Until recently, scientific evidence on the safety and efficacy of surgical procedures for HIV patients with prostate cancer was inconclusive. Currently, it appears that HIV patients who have prostate cancer do not have an increased risk of developing complications from surgery when compared to HIV-negative patients. Studies have found that HIV patients can safely undergo prostate surgery, as long as they are otherwise healthy. HIV patients should not undergo surgery unless they have reasonably stable CD4 cell counts, an indicator of how the health of the immune system.
Splenectomy (surgical removal of the spleen)
Idiopathic thrombocytopenic purpura, also called immune thrombocytopenic purpura, occurs when the body's immune system mistakenly destroys platelets (blood cells that help with clotting) in the spleen. In general, HIV patients do not respond as well to corticosteroid treatment as HIV-negative patients. Some HIV patients require a splenectomy (surgical removal of the spleen) to treat this condition.
In general, this procedure has been shown to be safe and effective for HIV patients who do not have advanced HIV. After surgery, most patients experience an increase in both their platelets counts and their CD4 cell counts.
According to one study, which involved 21 HIV patients, splenectomy did not increase the risk of patients progressing to AIDS.
Thoracic (chest) surgery
Since HIV infects and destroys immune cells in the body, HIV patients are vulnerable to a multitude of infections. Lung infections, which may be caused by Pneumocystis jiroveci pneumonia (formerly called Pneumocystis carinii pneumonia, PCP), mycobacterium avium complex (MAC), tuberculosis, and fungal infections often require invasive diagnostic procedures, such as bronchoalveolar lavage or an open lung biopsy. Like any surgical procedure, there are potential heath risks. It remains unclear whether HIV patients are more likely to develop complications than HIV-negative patients.
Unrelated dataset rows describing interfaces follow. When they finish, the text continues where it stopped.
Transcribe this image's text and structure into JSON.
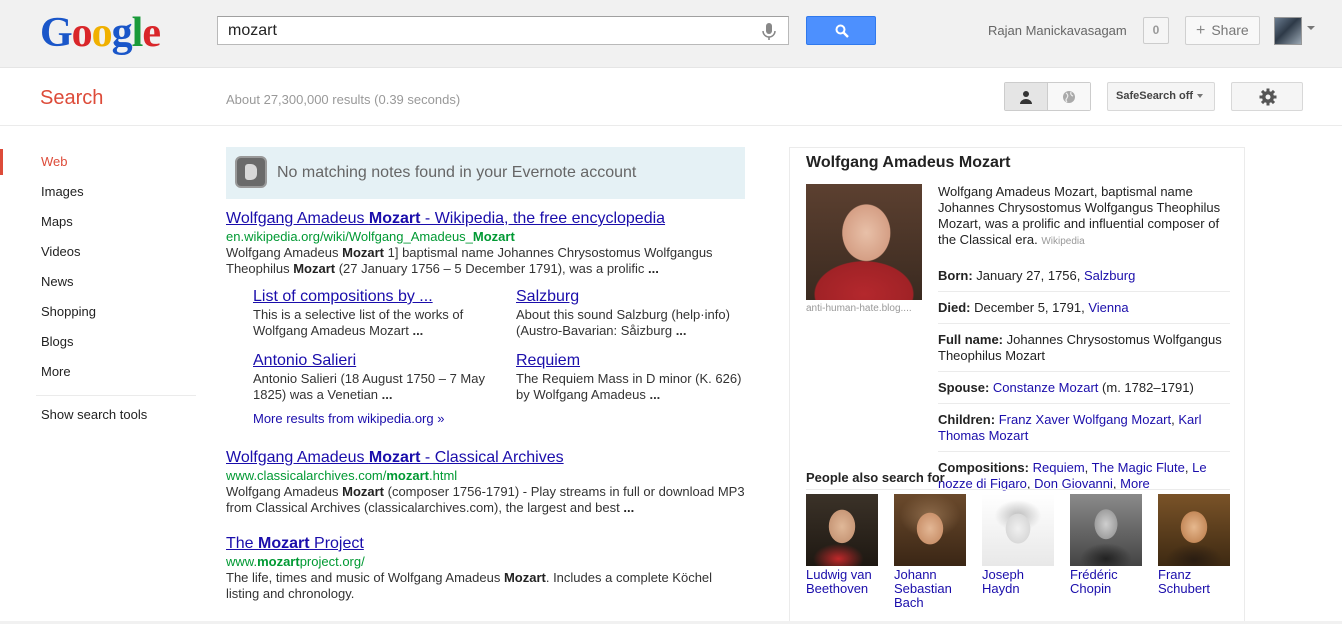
{
  "header": {
    "logo_letters": [
      {
        "char": "G",
        "color": "#1a56c9"
      },
      {
        "char": "o",
        "color": "#d9262a"
      },
      {
        "char": "o",
        "color": "#f0b000"
      },
      {
        "char": "g",
        "color": "#1a56c9"
      },
      {
        "char": "l",
        "color": "#1a9a3a"
      },
      {
        "char": "e",
        "color": "#d9262a"
      }
    ],
    "search_query": "mozart",
    "search_button_icon": "magnifier-icon",
    "mic_icon": "microphone-icon",
    "user_name": "Rajan Manickavasagam",
    "notification_count": "0",
    "share_label": "Share"
  },
  "subbar": {
    "section_label": "Search",
    "result_stats": "About 27,300,000 results (0.39 seconds)",
    "safesearch_label": "SafeSearch off"
  },
  "nav": {
    "items": [
      {
        "label": "Web",
        "active": true
      },
      {
        "label": "Images",
        "active": false
      },
      {
        "label": "Maps",
        "active": false
      },
      {
        "label": "Videos",
        "active": false
      },
      {
        "label": "News",
        "active": false
      },
      {
        "label": "Shopping",
        "active": false
      },
      {
        "label": "Blogs",
        "active": false
      },
      {
        "label": "More",
        "active": false
      }
    ],
    "tools_label": "Show search tools"
  },
  "evernote": {
    "message": "No matching notes found in your Evernote account"
  },
  "results": [
    {
      "title_pre": "Wolfgang Amadeus ",
      "title_bold": "Mozart",
      "title_post": " - Wikipedia, the free encyclopedia",
      "url_pre": "en.wikipedia.org/wiki/Wolfgang_Amadeus_",
      "url_bold": "Mozart",
      "url_post": "",
      "snippet_parts": [
        {
          "t": "Wolfgang Amadeus ",
          "b": false
        },
        {
          "t": "Mozart",
          "b": true
        },
        {
          "t": " 1] baptismal name Johannes Chrysostomus Wolfgangus Theophilus ",
          "b": false
        },
        {
          "t": "Mozart",
          "b": true
        },
        {
          "t": " (27 January 1756 – 5 December 1791), was a prolific ",
          "b": false
        },
        {
          "t": "...",
          "b": true
        }
      ]
    },
    {
      "title_pre": "Wolfgang Amadeus ",
      "title_bold": "Mozart",
      "title_post": " - Classical Archives",
      "url_pre": "www.classicalarchives.com/",
      "url_bold": "mozart",
      "url_post": ".html",
      "snippet_parts": [
        {
          "t": "Wolfgang Amadeus ",
          "b": false
        },
        {
          "t": "Mozart",
          "b": true
        },
        {
          "t": " (composer 1756-1791) - Play streams in full or download MP3 from Classical Archives (classicalarchives.com), the largest and best ",
          "b": false
        },
        {
          "t": "...",
          "b": true
        }
      ]
    },
    {
      "title_pre": "The ",
      "title_bold": "Mozart",
      "title_post": " Project",
      "url_pre": "www.",
      "url_bold": "mozart",
      "url_post": "project.org/",
      "snippet_parts": [
        {
          "t": "The life, times and music of Wolfgang Amadeus ",
          "b": false
        },
        {
          "t": "Mozart",
          "b": true
        },
        {
          "t": ". Includes a complete Köchel listing and chronology.",
          "b": false
        }
      ]
    }
  ],
  "sitelinks": [
    {
      "title": "List of compositions by ...",
      "snippet": "This is a selective list of the works of Wolfgang Amadeus Mozart ",
      "ellipsis": "..."
    },
    {
      "title": "Salzburg",
      "snippet": "About this sound Salzburg (help·info) (Austro-Bavarian: Såizburg ",
      "ellipsis": "..."
    },
    {
      "title": "Antonio Salieri",
      "snippet": "Antonio Salieri (18 August 1750 – 7 May 1825) was a Venetian ",
      "ellipsis": "..."
    },
    {
      "title": "Requiem",
      "snippet": "The Requiem Mass in D minor (K. 626) by Wolfgang Amadeus ",
      "ellipsis": "..."
    }
  ],
  "more_results_label": "More results from wikipedia.org »",
  "knowledge_panel": {
    "title": "Wolfgang Amadeus Mozart",
    "photo_credit": "anti-human-hate.blog....",
    "description": "Wolfgang Amadeus Mozart, baptismal name Johannes Chrysostomus Wolfgangus Theophilus Mozart, was a prolific and influential composer of the Classical era.",
    "description_source": "Wikipedia",
    "facts": {
      "born_label": "Born:",
      "born_value": "January 27, 1756, ",
      "born_link": "Salzburg",
      "died_label": "Died:",
      "died_value": "December 5, 1791, ",
      "died_link": "Vienna",
      "fullname_label": "Full name:",
      "fullname_value": "Johannes Chrysostomus Wolfgangus Theophilus Mozart",
      "spouse_label": "Spouse:",
      "spouse_link": "Constanze Mozart",
      "spouse_value": " (m. 1782–1791)",
      "children_label": "Children:",
      "children_link1": "Franz Xaver Wolfgang Mozart",
      "children_link2": "Karl Thomas Mozart",
      "compositions_label": "Compositions:",
      "comp_link1": "Requiem",
      "comp_link2": "The Magic Flute",
      "comp_link3": "Le nozze di Figaro",
      "comp_link4": "Don Giovanni",
      "comp_more": "More"
    },
    "also_search_label": "People also search for",
    "people": [
      {
        "name": "Ludwig van Beethoven",
        "pic": "pic-beethoven"
      },
      {
        "name": "Johann Sebastian Bach",
        "pic": "pic-bach"
      },
      {
        "name": "Joseph Haydn",
        "pic": "pic-haydn"
      },
      {
        "name": "Frédéric Chopin",
        "pic": "pic-chopin"
      },
      {
        "name": "Franz Schubert",
        "pic": "pic-schubert"
      }
    ]
  }
}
Bronchoalveolar lavage: A bronchoalveolar lavage (BAL) is commonly performed to determine whether patients have lung infections, such as PCP. During the procedure, a thin, flexible tube, called a bronchoscope, is passed through the mouth or nose and into the lungs. Saline is squirted into a small part of the lung and then collected for analysis. Common complications include infection and bleeding.
Transbronchial biopsy: During a transbronchial biopsy, a bronchoscope is inserted through the patient's mouth or nose and into the lungs. Then, tiny forceps are inserted into the hollow tube of the bronchoscope. A small amount of lung tissue is removed for analysis. Patients may need to stay overnight at the hospital after the procedure is performed.
Pneumothorax, an accumulation of air between the outer lining of the lung and the chest wall that causes the lung to collapse, occurs in about two percent of transbronchial biopsies. There is also a risk of bleeding and infection after the procedure.
Open lung biopsy: An open lung biopsy is a diagnostic procedure with 100% sensitivity and specificity because it provides the greatest amount of tissue for diagnosis. However, since a lung biopsy is the most invasive test, it should only be performed when all other diagnostic tests are inconclusive. The procedure is performed in a hospital while the patient is under general anesthesia. A tube will be placed through the mouth and into the airway that leads to the lungs. After cleaning the skin, the surgeon makes a cut in the chest area and removes a small piece of lung tissue. The wound is closed with stitches. A chest tube may be left in place for one to two days to prevent the lung from collapsing. The tissue sample is taken to a laboratory for analysis.
Complications are more likely to occur in patients who have lung diseases or severe breathing problems. Complications associated with open lung biopsies include infection, bleeding, pneumothorax, spasms of the bronchial tubes, and irregular heartbeat.